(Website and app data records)
----
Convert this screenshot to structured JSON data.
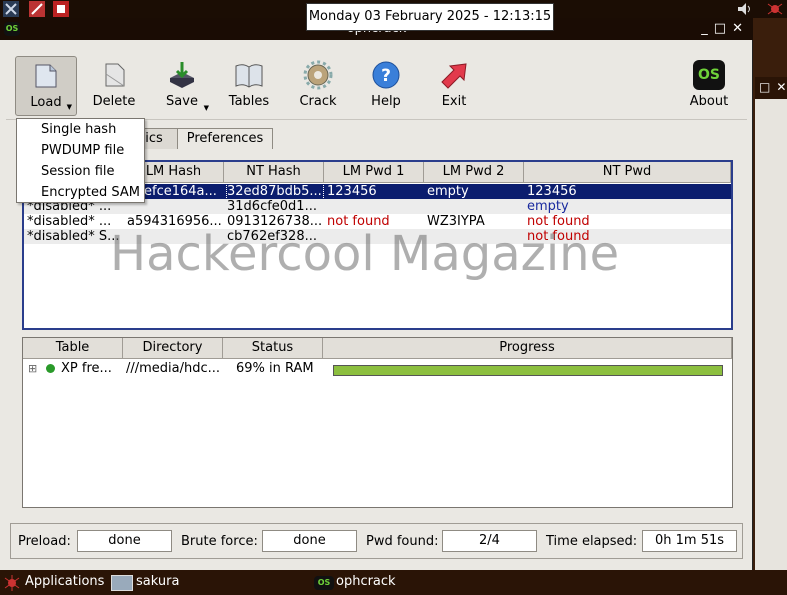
{
  "clock": "Monday 03 February 2025 - 12:13:15",
  "window": {
    "title": "ophcrack",
    "controls": [
      "_",
      "□",
      "✕"
    ]
  },
  "toolbar": {
    "load": "Load",
    "delete": "Delete",
    "save": "Save",
    "tables": "Tables",
    "crack": "Crack",
    "help": "Help",
    "exit": "Exit",
    "about": "About",
    "about_logo": "OS"
  },
  "load_menu": [
    "Single hash",
    "PWDUMP file",
    "Session file",
    "Encrypted SAM"
  ],
  "tabs": {
    "statistics_partial": "ics",
    "preferences": "Preferences"
  },
  "users_table": {
    "headers": [
      "LM Hash",
      "NT Hash",
      "LM Pwd 1",
      "LM Pwd 2",
      "NT Pwd"
    ],
    "rows": [
      {
        "user": "",
        "lm_hash": "efce164a...",
        "nt_hash": "32ed87bdb5...",
        "lm_pwd1": "123456",
        "lm_pwd2": "empty",
        "nt_pwd": "123456"
      },
      {
        "user": "*disabled* ...",
        "lm_hash": "",
        "nt_hash": "31d6cfe0d1...",
        "lm_pwd1": "",
        "lm_pwd2": "",
        "nt_pwd": "empty"
      },
      {
        "user": "*disabled* ...",
        "lm_hash": "a594316956...",
        "nt_hash": "0913126738...",
        "lm_pwd1": "not found",
        "lm_pwd2": "WZ3IYPA",
        "nt_pwd": "not found"
      },
      {
        "user": "*disabled* S...",
        "lm_hash": "",
        "nt_hash": "cb762ef328...",
        "lm_pwd1": "",
        "lm_pwd2": "",
        "nt_pwd": "not found"
      }
    ]
  },
  "watermark": "Hackercool Magazine",
  "tables_panel": {
    "headers": [
      "Table",
      "Directory",
      "Status",
      "Progress"
    ],
    "rows": [
      {
        "expander": "⊞",
        "table": "XP fre...",
        "directory": "///media/hdc...",
        "status": "69% in RAM",
        "progress": 1.0
      }
    ]
  },
  "status": {
    "preload_label": "Preload:",
    "preload": "done",
    "brute_label": "Brute force:",
    "brute": "done",
    "found_label": "Pwd found:",
    "found": "2/4",
    "elapsed_label": "Time elapsed:",
    "elapsed": "0h 1m 51s"
  },
  "taskbar": {
    "applications": "Applications",
    "workspace": "sakura",
    "task": "ophcrack",
    "task_logo": "OS"
  },
  "colors": {
    "accent_green": "#8cbf3f",
    "selection": "#0b1d6e",
    "not_found": "#c00000",
    "logo_green": "#6fd23a"
  }
}
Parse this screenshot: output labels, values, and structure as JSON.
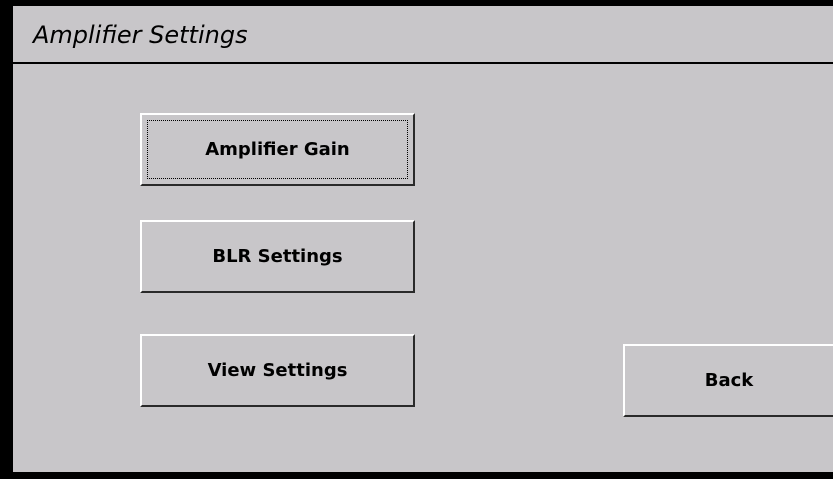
{
  "window": {
    "title": "Amplifier Settings"
  },
  "buttons": {
    "amplifier_gain": "Amplifier Gain",
    "blr_settings": "BLR Settings",
    "view_settings": "View Settings",
    "back": "Back"
  },
  "colors": {
    "panel_background": "#c8c6c9",
    "outer_background": "#000000",
    "text": "#000000"
  }
}
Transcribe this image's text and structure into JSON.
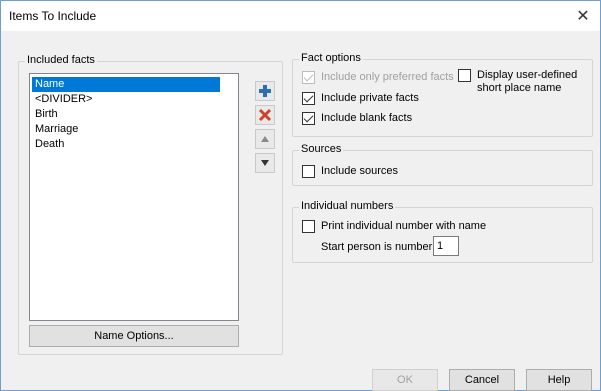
{
  "window": {
    "title": "Items To Include",
    "close_symbol": "✕"
  },
  "included_facts": {
    "label": "Included facts",
    "items": [
      "Name",
      "<DIVIDER>",
      "Birth",
      "Marriage",
      "Death"
    ],
    "selected_index": 0,
    "name_options_label": "Name Options..."
  },
  "list_actions": {
    "add": "add-fact",
    "remove": "remove-fact",
    "up": "move-up",
    "down": "move-down"
  },
  "fact_options": {
    "label": "Fact options",
    "preferred_label": "Include only preferred facts",
    "preferred_checked": true,
    "preferred_disabled": true,
    "user_place_label_line1": "Display user-defined",
    "user_place_label_line2": "short place name",
    "user_place_checked": false,
    "private_label": "Include private facts",
    "private_checked": true,
    "blank_label": "Include blank facts",
    "blank_checked": true
  },
  "sources": {
    "label": "Sources",
    "include_label": "Include sources",
    "include_checked": false
  },
  "individual_numbers": {
    "label": "Individual numbers",
    "print_label": "Print individual number with name",
    "print_checked": false,
    "start_label": "Start person is number",
    "start_value": "1"
  },
  "footer": {
    "ok": "OK",
    "cancel": "Cancel",
    "help": "Help"
  },
  "colors": {
    "selection": "#0078d7",
    "add_icon": "#2d6db5",
    "remove_icon": "#c9452b"
  }
}
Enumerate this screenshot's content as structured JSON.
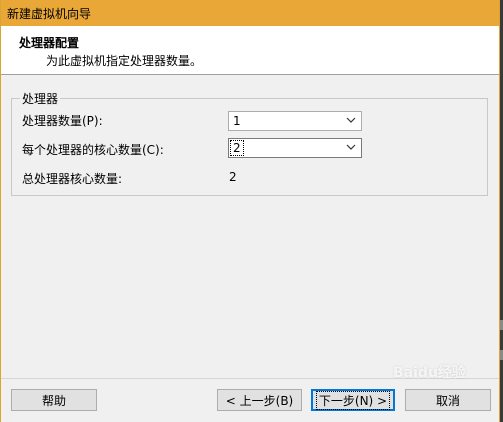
{
  "window": {
    "title": "新建虚拟机向导"
  },
  "header": {
    "title": "处理器配置",
    "subtitle": "为此虚拟机指定处理器数量。"
  },
  "group": {
    "label": "处理器",
    "processor_count": {
      "label": "处理器数量(P):",
      "value": "1"
    },
    "cores_per_processor": {
      "label": "每个处理器的核心数量(C):",
      "value": "2"
    },
    "total_cores": {
      "label": "总处理器核心数量:",
      "value": "2"
    }
  },
  "buttons": {
    "help": "帮助",
    "back": "< 上一步(B)",
    "next": "下一步(N) >",
    "cancel": "取消"
  },
  "watermark": "Baidu经验",
  "colors": {
    "titlebar": "#e8a736",
    "dialog_bg": "#f0f0f0",
    "default_button_border": "#0078d7"
  }
}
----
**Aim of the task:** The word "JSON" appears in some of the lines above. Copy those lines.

**Answer to this problem:**
Convert this screenshot to structured JSON data.
Parse this screenshot: output labels, values, and structure as JSON.
Transcribe this image's text and structure into JSON.
Enumerate this screenshot's content as structured JSON.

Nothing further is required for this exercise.